_ACTION ITEM_:
The records must be returned word for word.

[Website and app data records]
━━━━

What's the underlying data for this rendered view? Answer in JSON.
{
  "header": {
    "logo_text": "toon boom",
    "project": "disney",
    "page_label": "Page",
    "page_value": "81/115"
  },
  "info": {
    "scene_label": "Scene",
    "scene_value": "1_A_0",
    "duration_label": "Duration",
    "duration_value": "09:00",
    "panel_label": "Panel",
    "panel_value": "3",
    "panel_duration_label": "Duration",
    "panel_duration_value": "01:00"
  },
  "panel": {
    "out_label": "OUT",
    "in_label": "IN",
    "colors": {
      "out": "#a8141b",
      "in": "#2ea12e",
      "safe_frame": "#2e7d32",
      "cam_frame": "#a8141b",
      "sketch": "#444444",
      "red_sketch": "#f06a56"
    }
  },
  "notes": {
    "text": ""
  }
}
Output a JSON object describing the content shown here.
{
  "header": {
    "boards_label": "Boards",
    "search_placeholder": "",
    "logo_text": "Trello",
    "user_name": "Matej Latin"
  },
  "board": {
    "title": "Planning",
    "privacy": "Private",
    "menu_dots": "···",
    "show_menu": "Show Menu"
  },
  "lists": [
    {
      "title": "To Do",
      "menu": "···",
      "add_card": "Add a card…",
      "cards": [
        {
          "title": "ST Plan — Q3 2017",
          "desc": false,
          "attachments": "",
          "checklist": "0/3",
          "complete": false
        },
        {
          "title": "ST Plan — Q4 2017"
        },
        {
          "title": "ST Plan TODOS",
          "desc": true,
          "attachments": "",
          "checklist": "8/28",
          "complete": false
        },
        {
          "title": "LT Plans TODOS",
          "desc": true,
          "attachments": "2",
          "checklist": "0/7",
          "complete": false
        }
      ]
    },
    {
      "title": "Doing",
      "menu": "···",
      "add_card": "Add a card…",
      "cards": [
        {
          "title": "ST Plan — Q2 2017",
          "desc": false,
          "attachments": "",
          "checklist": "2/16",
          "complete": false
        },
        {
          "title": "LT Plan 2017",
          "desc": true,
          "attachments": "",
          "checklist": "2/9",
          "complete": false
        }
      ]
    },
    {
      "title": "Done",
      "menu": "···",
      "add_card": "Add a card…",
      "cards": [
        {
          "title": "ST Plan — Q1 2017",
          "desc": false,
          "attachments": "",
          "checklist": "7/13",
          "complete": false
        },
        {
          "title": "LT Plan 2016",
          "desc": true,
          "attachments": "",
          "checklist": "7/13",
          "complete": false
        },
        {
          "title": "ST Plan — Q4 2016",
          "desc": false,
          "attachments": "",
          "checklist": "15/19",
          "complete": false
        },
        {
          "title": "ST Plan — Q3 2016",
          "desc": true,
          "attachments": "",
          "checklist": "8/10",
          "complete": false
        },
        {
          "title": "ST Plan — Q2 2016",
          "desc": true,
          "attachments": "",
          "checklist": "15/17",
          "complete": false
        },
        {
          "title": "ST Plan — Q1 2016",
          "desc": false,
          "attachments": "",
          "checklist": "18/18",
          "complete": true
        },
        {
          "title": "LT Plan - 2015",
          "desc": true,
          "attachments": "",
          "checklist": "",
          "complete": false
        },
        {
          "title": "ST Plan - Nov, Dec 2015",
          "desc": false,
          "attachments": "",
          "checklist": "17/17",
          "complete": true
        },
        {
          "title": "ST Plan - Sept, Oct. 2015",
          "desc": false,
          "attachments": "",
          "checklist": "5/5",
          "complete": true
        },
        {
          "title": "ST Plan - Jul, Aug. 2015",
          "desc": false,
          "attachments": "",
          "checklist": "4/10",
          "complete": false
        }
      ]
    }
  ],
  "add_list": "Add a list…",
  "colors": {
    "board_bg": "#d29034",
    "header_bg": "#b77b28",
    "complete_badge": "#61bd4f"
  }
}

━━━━

_RESULT OF THIS TASK_:
What's the underlying data for this rendered view? Answer in JSON.
{
  "header": {
    "logo_text": "toon boom",
    "project": "disney",
    "page_label": "Page",
    "page_value": "81/115"
  },
  "info": {
    "scene_label": "Scene",
    "scene_value": "1_A_0",
    "duration_label": "Duration",
    "duration_value": "09:00",
    "panel_label": "Panel",
    "panel_value": "3",
    "panel_duration_label": "Duration",
    "panel_duration_value": "01:00"
  },
  "panel": {
    "out_label": "OUT",
    "in_label": "IN",
    "colors": {
      "out": "#a8141b",
      "in": "#2ea12e",
      "safe_frame": "#2e7d32",
      "cam_frame": "#a8141b",
      "sketch": "#444444",
      "red_sketch": "#f06a56"
    }
  },
  "notes": {
    "text": ""
  }
}
Output a JSON object describing the content shown here.
{
  "header": {
    "boards_label": "Boards",
    "search_placeholder": "",
    "logo_text": "Trello",
    "user_name": "Matej Latin"
  },
  "board": {
    "title": "Planning",
    "privacy": "Private",
    "menu_dots": "···",
    "show_menu": "Show Menu"
  },
  "lists": [
    {
      "title": "To Do",
      "menu": "···",
      "add_card": "Add a card…",
      "cards": [
        {
          "title": "ST Plan — Q3 2017",
          "desc": false,
          "attachments": "",
          "checklist": "0/3",
          "complete": false
        },
        {
          "title": "ST Plan — Q4 2017"
        },
        {
          "title": "ST Plan TODOS",
          "desc": true,
          "attachments": "",
          "checklist": "8/28",
          "complete": false
        },
        {
          "title": "LT Plans TODOS",
          "desc": true,
          "attachments": "2",
          "checklist": "0/7",
          "complete": false
        }
      ]
    },
    {
      "title": "Doing",
      "menu": "···",
      "add_card": "Add a card…",
      "cards": [
        {
          "title": "ST Plan — Q2 2017",
          "desc": false,
          "attachments": "",
          "checklist": "2/16",
          "complete": false
        },
        {
          "title": "LT Plan 2017",
          "desc": true,
          "attachments": "",
          "checklist": "2/9",
          "complete": false
        }
      ]
    },
    {
      "title": "Done",
      "menu": "···",
      "add_card": "Add a card…",
      "cards": [
        {
          "title": "ST Plan — Q1 2017",
          "desc": false,
          "attachments": "",
          "checklist": "7/13",
          "complete": false
        },
        {
          "title": "LT Plan 2016",
          "desc": true,
          "attachments": "",
          "checklist": "7/13",
          "complete": false
        },
        {
          "title": "ST Plan — Q4 2016",
          "desc": false,
          "attachments": "",
          "checklist": "15/19",
          "complete": false
        },
        {
          "title": "ST Plan — Q3 2016",
          "desc": true,
          "attachments": "",
          "checklist": "8/10",
          "complete": false
        },
        {
          "title": "ST Plan — Q2 2016",
          "desc": true,
          "attachments": "",
          "checklist": "15/17",
          "complete": false
        },
        {
          "title": "ST Plan — Q1 2016",
          "desc": false,
          "attachments": "",
          "checklist": "18/18",
          "complete": true
        },
        {
          "title": "LT Plan - 2015",
          "desc": true,
          "attachments": "",
          "checklist": "",
          "complete": false
        },
        {
          "title": "ST Plan - Nov, Dec 2015",
          "desc": false,
          "attachments": "",
          "checklist": "17/17",
          "complete": true
        },
        {
          "title": "ST Plan - Sept, Oct. 2015",
          "desc": false,
          "attachments": "",
          "checklist": "5/5",
          "complete": true
        },
        {
          "title": "ST Plan - Jul, Aug. 2015",
          "desc": false,
          "attachments": "",
          "checklist": "4/10",
          "complete": false
        }
      ]
    }
  ],
  "add_list": "Add a list…",
  "colors": {
    "board_bg": "#d29034",
    "header_bg": "#b77b28",
    "complete_badge": "#61bd4f"
  }
}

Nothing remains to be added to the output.